When I discovered the world of book blogging last year, I saw “YA” everywhere. Yaya? Ja? I was confused. Thank goodness for Google. YA = Young Adult. A genre I thought I was too old for. No wonder my reading slowed down – reading adult lit all the time can be so draining.
In the absence of a TTT today (I already posted a similar topic a while ago), I am linking up with Author Beth Revis to “spread the love of YA”. Disclaimer: this post gets me entered into a competition to win nearly fifty (signed) YA books. Fifty, guys! They don’t even have to be signed to make me happy. More about her contest here. Herewith, reasons I love (and am glad I rediscovered) Young Adult books.
1. Excitement – YA has a knack for getting my heart racing.

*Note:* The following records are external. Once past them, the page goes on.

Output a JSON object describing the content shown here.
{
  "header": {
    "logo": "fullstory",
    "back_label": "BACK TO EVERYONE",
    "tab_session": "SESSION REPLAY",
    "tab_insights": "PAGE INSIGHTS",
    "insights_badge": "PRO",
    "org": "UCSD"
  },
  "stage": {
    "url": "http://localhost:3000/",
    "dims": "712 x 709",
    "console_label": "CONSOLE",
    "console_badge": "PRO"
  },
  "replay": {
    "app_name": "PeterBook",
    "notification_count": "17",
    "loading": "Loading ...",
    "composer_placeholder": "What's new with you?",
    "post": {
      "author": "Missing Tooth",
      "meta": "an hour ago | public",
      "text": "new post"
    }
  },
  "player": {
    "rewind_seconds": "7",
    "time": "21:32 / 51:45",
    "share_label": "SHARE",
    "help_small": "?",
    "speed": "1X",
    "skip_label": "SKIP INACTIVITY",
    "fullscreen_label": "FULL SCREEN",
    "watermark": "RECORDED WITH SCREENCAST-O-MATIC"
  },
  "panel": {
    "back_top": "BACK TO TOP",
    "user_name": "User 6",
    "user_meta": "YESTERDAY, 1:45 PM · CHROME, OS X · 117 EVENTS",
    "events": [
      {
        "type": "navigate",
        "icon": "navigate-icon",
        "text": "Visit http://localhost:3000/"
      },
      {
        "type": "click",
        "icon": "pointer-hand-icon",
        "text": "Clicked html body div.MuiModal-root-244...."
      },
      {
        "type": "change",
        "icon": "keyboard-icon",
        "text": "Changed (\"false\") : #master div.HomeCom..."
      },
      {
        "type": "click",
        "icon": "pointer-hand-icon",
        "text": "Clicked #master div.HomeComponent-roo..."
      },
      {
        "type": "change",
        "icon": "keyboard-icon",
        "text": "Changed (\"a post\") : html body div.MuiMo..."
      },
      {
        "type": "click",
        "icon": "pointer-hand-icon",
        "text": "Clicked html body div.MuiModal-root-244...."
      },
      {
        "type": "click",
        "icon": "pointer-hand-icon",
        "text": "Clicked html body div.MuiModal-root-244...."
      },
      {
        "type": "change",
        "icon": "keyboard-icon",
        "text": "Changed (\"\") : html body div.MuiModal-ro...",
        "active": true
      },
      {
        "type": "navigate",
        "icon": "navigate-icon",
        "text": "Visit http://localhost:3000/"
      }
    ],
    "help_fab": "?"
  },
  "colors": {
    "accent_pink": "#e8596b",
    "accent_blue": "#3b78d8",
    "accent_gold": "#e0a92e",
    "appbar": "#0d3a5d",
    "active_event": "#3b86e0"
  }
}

They’re not all adventurous, of course, but those that are, are a lot more exciting than their adult-counterparts.
2. Easy reading – this makes me sound like an imbecile, but it took me more than a month to complete Pride & Prejudice (admittedly I was reading other books at the same time). Sometimes I just don’t have the desire to read a sentence twice to understand its intention. I do enjoy more eloquent (for lack of a better word) literature, but YA is simply enjoyable. Daughter of Smoke and Bone (Laini Taylor) and Tiger Lily (Jodi Lynn Anderson) are proof that YA does not lack colourful vocabulary and style.
3. Issues – YA does not fall short of the serious things. Read Rape Girl, Hate List and 13 Reasons Why.
4. Magic! Technology! – pets can speak, bells can rule the dead, aliens exist…
5. Relateability – I doubt it matters how old we get; we will continue to relate with the young protagonist, because we all remember being that age.
6. Possibility – You can have blue hair, fight zombies, change factions, fall in love with someone completely different to you. YA encourages breaking the mold (generally).
7. It makes me want to do things – but perhaps I’m just gullible. Jamie from The Perpetual Page Turner has a great post about book-induced whims here.
8. Community – I feel like YA readers have a sort of community. Maybe it’s readers in general.
9. Kids are reading it – I believe in reading, and I love when kids read. Even if it is a book I don’t like.
10. It makes me cry – we need a good cry once in a while, and I think sometimes that my lacrimal glands have atrophied. The Hunger Games and The Knife of Never Letting Go, despite not being tear-jerkers (thank goodness), had me in tears.